TASK BRIEF -> Your answer should be every line from the records that contains "questo".

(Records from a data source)
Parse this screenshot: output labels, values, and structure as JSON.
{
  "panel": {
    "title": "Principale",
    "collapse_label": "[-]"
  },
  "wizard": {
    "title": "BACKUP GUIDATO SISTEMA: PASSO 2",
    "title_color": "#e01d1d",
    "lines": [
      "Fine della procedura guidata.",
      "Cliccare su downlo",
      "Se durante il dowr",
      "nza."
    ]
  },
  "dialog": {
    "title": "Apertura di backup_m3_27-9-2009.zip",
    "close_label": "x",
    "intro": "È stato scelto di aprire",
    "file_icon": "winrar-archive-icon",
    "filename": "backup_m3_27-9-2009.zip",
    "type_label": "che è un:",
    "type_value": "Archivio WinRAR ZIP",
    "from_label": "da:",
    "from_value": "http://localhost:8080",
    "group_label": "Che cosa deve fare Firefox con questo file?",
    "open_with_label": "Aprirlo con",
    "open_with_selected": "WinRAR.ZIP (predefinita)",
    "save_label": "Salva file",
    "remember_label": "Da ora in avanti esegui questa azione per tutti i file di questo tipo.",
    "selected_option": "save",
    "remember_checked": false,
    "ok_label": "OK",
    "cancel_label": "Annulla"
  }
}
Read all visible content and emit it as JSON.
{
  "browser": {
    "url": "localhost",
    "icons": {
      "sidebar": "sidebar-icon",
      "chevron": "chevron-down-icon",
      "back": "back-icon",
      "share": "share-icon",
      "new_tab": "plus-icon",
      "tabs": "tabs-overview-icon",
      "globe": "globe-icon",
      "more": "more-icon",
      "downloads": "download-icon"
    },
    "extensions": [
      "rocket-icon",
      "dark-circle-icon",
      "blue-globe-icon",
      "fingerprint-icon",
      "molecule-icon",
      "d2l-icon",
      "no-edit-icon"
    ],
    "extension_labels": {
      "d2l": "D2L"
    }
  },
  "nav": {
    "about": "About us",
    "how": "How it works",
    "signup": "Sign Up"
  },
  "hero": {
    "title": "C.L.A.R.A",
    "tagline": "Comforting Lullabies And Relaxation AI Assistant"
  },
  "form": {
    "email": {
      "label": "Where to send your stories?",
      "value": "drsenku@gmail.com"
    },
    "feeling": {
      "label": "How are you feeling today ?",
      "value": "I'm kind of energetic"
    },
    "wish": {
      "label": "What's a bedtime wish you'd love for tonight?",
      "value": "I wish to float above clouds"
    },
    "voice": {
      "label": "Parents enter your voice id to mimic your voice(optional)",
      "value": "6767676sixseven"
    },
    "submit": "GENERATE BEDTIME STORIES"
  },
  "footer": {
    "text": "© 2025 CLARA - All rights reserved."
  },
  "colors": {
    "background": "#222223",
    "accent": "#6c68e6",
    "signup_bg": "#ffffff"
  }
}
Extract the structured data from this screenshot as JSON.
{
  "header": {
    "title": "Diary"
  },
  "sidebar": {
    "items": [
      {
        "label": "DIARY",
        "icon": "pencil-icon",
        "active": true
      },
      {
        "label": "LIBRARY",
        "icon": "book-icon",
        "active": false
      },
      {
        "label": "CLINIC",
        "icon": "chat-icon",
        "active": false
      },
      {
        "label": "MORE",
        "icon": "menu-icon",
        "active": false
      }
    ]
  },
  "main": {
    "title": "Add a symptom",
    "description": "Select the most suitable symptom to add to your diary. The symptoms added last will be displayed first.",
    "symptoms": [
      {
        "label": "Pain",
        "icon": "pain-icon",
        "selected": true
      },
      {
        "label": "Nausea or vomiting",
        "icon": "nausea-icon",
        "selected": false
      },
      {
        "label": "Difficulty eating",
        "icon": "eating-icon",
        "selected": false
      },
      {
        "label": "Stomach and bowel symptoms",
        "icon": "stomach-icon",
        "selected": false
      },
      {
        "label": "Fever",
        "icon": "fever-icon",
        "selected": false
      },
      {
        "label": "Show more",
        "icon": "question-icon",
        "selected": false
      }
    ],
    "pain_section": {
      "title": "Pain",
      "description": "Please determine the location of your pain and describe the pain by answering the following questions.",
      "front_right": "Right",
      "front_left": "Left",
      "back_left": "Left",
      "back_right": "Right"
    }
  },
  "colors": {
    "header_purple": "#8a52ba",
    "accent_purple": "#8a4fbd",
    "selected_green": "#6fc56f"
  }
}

YOUR RESPONSE ->
    "group_label": "Che cosa deve fare Firefox con questo file?",
    "remember_label": "Da ora in avanti esegui questa azione per tutti i file di questo tipo.",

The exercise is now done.